▶ _WHAT YOU HAVE TO DO_
Extract each line holding the word "fraction" from the entries.

Items listed in a dataset:
※
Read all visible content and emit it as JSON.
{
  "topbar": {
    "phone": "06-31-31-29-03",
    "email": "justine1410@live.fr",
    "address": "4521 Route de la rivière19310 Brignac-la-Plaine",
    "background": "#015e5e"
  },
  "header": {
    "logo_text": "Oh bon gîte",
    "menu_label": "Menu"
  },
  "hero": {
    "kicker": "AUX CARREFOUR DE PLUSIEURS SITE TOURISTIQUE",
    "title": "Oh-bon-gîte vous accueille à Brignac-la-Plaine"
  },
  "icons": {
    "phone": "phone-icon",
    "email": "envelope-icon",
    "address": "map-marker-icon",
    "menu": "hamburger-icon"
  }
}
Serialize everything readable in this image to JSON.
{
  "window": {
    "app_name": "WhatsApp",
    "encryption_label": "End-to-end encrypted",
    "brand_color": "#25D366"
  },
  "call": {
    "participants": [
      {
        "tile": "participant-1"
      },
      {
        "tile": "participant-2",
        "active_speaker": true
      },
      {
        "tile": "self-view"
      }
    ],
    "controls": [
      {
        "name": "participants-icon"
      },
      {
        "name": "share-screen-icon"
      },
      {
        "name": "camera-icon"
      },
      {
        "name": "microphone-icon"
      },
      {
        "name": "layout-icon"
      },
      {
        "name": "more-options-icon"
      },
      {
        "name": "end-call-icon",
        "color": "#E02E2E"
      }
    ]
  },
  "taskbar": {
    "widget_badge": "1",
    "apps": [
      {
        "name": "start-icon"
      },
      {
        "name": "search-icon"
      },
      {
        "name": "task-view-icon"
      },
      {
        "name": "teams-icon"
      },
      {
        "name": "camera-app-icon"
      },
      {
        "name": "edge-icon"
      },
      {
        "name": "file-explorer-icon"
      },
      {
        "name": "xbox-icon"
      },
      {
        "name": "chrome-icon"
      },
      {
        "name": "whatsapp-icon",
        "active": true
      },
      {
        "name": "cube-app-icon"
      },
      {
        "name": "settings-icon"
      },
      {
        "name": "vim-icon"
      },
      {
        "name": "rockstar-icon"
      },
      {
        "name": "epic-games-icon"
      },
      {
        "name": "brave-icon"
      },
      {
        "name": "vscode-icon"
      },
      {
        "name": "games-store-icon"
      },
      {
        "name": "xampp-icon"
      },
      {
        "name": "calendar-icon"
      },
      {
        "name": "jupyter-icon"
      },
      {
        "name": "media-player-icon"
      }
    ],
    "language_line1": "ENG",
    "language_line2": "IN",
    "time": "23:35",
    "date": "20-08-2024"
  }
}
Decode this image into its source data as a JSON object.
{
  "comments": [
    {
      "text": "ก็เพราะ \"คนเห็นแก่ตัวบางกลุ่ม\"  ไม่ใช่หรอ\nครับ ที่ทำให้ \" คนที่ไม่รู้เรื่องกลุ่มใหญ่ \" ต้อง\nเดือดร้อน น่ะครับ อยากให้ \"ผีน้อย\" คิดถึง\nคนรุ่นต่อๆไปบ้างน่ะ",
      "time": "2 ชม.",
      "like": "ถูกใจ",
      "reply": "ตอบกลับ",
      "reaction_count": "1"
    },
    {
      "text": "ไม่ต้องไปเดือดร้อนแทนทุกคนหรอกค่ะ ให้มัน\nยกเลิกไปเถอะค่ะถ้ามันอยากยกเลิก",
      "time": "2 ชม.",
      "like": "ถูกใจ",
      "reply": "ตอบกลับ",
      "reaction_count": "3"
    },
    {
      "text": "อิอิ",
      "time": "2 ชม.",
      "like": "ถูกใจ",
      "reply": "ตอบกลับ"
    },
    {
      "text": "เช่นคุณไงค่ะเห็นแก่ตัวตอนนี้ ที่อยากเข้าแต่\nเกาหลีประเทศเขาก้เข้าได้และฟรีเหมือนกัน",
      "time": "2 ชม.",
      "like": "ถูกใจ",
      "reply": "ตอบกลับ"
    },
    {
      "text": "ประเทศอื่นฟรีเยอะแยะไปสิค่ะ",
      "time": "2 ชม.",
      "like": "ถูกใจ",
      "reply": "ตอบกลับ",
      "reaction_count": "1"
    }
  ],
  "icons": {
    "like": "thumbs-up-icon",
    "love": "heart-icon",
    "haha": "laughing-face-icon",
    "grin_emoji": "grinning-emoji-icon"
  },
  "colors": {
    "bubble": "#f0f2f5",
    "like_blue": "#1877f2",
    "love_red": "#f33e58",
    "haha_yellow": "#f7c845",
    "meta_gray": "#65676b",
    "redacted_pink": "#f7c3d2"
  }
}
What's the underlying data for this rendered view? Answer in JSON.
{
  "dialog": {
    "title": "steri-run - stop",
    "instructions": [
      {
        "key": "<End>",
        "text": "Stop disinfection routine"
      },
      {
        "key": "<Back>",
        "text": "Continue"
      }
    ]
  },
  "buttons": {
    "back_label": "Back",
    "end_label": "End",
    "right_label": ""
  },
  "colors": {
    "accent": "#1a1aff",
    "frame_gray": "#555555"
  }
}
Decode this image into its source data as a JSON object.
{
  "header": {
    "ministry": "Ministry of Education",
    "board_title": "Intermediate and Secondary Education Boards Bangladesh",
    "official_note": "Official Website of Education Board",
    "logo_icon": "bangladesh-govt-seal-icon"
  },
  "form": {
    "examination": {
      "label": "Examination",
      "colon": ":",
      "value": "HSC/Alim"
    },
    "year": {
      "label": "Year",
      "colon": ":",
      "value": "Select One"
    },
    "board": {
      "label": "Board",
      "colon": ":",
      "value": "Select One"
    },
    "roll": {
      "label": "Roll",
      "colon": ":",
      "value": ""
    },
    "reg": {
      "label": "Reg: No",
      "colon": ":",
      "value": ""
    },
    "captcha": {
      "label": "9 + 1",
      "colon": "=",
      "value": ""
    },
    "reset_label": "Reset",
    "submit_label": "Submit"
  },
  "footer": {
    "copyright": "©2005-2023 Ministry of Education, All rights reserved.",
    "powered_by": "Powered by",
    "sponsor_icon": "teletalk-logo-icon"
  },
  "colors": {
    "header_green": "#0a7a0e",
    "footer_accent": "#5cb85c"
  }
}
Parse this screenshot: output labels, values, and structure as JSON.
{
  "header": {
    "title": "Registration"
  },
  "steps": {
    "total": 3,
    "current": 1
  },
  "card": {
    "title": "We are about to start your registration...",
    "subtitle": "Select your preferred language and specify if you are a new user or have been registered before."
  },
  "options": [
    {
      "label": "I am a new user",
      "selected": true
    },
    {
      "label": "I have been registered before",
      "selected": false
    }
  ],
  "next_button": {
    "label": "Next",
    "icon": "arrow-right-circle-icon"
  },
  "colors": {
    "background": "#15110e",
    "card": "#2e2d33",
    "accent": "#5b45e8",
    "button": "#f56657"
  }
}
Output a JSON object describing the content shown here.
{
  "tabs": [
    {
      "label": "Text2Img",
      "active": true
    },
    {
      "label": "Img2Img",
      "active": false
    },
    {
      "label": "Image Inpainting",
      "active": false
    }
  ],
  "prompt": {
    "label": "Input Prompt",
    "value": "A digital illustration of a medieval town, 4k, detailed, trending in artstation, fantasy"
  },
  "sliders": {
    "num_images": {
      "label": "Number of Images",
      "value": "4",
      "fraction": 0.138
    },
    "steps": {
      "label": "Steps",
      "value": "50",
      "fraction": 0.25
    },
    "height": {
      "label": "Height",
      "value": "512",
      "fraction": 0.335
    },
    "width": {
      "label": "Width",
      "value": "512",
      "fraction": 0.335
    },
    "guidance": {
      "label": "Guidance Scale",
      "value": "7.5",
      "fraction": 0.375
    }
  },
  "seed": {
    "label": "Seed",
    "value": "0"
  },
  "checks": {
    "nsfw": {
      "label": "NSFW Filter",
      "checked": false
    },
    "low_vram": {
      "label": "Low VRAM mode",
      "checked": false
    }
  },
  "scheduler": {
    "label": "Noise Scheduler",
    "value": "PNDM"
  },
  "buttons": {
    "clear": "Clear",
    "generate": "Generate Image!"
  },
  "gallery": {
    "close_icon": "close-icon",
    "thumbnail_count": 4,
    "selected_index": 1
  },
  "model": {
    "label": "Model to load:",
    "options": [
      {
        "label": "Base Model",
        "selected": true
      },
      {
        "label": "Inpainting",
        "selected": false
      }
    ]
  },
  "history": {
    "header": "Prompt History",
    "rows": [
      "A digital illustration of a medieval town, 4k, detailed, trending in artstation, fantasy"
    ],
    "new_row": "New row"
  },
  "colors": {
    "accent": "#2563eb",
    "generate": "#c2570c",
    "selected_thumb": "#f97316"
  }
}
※
▶ _RESPONSE TO THIS EXERCISE_
      "fraction": 0.138
      "fraction": 0.25
      "fraction": 0.335
      "fraction": 0.335
      "fraction": 0.375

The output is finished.